What will happen if Congress does not raise the ceiling
With that deadline fast approaching, the White House needs to negotiate an increase in the debt ceiling so that the United States does not default.
In general, if the government and the House of Representatives are on the same page, raising the debt ceiling is nothing more than a simple measure. During Donald Trump’s presidency, for example, Congress agreed to expand the limit three times, without making cuts like those currently needed. During the Biden administration, it was actually raised once, in 2021. In all of these cases, no new cap was put in place, but the cap was suspended for a certain period. After this period, the ceiling was automatically updated according to the debts issued between them.
If Congress and the White House are at odds, the process is not so simple. It is a very divided discussion according to the visions of both sides. In 2011, after winning the House of Representatives, The Republican Party made a series of budget cuts as a condition for approving the debt limit increase during the Barack Obama administration. The deal came at the last minute, but the uncertainty ahead caused chaos in the markets, stocks plummeting and the US credit rating downgraded.
Memories of the 2011 debt crisis are fresh in the White House today: Biden was vice president then. And now he faces a similar scenario, with Republicans demanding budget cuts as a condition of passing a new cap. In this case, we must add to the partisan divisions also the great internal disagreements between the two major political forces in the United States.
The main differences
The White House complains that “any serious budget negotiations must include discussions of spending and revenue, but Republicans have refused to discuss revenue.” They focus on hurting American workers rather than consider the president’s proposal to cut unnecessary spending and Reducing the deficit by removing subsidies from oil and pharmaceutical companies and making the rich pay their fair share“.
One of the Republicans’ main demands is to add new “work requirements” to the government’s social programs. That is, the labor-related conditions that must be met by persons who wish to receive certain benefits from the state. For example, The government’s recently approved budget bill requires those who want access to Medicaid, the government-funded healthcare program, to work or perform community service..
These new requirements, which would affect lower-income sectors above all, are unacceptable to the more progressive wing of the Democratic Party. a A group of 66 Democratic members of Congress He asked Biden for the subpoena The Fourteenth Amendment to the United States Constitution, which provides that the “validity of the public debt” of the North American country “shall not be questioned”. For this category, the debt ceiling “contradicts” this constitutional mandate. “I think that [la enmienda] It should be on the table. “I think the grounds are legitimate,” the congresswoman told him recently. Alexandria Ocasio-Cortez on the gate Politician.
How are the negotiations going?
Halfway through the negotiations, Biden flew to Japan during the week for the G7 meeting in Hiroshima. The US President will return to Washington on Sunday evening, after cutting short his tour, which was scheduled to include visits to Papua New Guinea and Australia.

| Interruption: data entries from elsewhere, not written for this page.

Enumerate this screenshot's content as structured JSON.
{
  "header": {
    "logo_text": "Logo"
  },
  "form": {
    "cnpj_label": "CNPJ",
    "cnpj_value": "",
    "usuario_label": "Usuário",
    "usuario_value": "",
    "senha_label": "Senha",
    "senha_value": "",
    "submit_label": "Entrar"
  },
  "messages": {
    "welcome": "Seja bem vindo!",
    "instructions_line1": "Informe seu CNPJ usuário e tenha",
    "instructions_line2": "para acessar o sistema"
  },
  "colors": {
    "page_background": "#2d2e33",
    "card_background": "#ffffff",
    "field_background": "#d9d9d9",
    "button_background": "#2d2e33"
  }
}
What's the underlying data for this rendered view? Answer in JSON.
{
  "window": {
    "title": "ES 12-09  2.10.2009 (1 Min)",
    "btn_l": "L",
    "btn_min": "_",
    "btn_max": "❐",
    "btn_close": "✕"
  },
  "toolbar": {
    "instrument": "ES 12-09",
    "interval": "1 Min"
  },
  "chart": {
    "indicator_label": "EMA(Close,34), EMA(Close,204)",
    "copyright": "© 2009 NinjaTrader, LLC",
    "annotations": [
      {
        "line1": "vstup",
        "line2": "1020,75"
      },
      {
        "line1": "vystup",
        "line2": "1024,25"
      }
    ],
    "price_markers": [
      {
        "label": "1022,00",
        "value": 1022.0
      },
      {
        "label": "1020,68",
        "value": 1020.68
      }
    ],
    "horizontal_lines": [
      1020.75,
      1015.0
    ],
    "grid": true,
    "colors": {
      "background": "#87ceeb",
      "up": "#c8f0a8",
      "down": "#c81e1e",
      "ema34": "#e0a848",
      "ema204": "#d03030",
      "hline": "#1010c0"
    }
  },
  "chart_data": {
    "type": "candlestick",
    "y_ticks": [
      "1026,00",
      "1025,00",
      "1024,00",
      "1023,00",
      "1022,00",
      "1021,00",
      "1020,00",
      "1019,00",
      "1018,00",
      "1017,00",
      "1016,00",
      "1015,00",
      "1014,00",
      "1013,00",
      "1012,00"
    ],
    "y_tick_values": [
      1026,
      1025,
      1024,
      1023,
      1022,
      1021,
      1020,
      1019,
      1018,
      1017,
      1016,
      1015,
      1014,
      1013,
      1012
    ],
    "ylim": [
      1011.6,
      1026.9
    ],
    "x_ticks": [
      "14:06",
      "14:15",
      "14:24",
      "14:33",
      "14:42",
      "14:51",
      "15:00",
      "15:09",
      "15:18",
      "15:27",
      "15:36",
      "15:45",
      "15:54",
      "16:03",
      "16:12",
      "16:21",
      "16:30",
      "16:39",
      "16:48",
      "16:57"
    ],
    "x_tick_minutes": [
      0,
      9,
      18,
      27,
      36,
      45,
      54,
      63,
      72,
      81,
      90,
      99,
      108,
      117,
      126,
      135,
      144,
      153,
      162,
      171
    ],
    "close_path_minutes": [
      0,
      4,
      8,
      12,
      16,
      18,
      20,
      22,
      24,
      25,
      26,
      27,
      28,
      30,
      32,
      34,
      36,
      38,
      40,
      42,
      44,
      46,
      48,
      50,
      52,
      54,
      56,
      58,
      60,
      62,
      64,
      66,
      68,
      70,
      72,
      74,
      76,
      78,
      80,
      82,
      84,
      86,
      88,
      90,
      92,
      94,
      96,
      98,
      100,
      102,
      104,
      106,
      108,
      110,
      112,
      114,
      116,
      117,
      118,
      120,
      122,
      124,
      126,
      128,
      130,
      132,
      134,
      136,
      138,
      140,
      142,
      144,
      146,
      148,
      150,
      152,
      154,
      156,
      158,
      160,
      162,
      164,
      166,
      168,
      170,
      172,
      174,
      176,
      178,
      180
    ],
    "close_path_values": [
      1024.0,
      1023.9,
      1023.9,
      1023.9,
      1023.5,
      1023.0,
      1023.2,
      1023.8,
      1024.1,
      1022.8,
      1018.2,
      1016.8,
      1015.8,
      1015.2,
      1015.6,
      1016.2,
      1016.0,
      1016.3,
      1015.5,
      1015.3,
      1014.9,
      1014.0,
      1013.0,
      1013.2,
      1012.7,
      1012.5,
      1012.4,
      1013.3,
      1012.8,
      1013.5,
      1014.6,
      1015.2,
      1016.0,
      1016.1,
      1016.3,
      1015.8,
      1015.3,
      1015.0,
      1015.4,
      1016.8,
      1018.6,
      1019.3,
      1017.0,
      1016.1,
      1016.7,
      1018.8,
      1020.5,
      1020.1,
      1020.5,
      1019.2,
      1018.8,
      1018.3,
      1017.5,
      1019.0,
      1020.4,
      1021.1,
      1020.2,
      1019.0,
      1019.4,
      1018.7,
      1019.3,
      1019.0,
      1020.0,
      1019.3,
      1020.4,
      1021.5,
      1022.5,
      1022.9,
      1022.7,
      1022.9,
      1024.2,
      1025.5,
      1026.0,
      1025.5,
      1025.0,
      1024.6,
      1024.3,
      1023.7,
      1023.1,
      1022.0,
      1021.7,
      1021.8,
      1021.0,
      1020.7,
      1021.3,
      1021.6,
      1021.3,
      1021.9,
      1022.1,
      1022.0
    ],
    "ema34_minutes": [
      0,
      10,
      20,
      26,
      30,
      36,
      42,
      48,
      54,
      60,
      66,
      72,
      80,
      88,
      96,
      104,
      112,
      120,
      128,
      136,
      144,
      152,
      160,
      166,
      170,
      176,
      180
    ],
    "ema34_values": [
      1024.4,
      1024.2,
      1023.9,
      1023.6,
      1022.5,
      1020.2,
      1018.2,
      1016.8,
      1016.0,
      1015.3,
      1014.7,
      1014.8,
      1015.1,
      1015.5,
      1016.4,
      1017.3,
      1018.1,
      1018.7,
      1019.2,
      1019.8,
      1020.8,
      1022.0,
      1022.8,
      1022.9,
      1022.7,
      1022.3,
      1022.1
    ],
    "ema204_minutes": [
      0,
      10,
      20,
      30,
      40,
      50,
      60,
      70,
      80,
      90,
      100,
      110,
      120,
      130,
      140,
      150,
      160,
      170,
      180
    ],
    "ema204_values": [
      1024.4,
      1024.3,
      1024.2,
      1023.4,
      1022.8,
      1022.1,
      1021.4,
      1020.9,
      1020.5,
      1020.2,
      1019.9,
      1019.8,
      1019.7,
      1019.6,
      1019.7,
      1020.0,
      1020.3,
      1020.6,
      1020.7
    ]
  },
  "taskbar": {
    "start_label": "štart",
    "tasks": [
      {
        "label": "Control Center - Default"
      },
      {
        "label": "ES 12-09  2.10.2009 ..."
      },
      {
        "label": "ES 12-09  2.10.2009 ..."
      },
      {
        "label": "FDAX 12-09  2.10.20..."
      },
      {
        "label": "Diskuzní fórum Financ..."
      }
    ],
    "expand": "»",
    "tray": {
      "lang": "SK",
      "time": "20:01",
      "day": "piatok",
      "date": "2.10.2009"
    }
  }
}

And despite last week’s House Speaker McCarthy optimism that he believes a deal will be reached soon, There is no clear progress in the negotiations. Even if the two sides reach an agreement this week, the timeline appears too tight for both chambers to vote on a law before early June. It is also not clear what is the actual deadline by which the government could run out of money.
The only thing that seems more certain are the possible outcomes. No deal makes everyone happy, especially the extremists on both sides. This is what the Democratic majority leader in the Senate predicted, Charles Schumer: “Nobody will get everything they want.”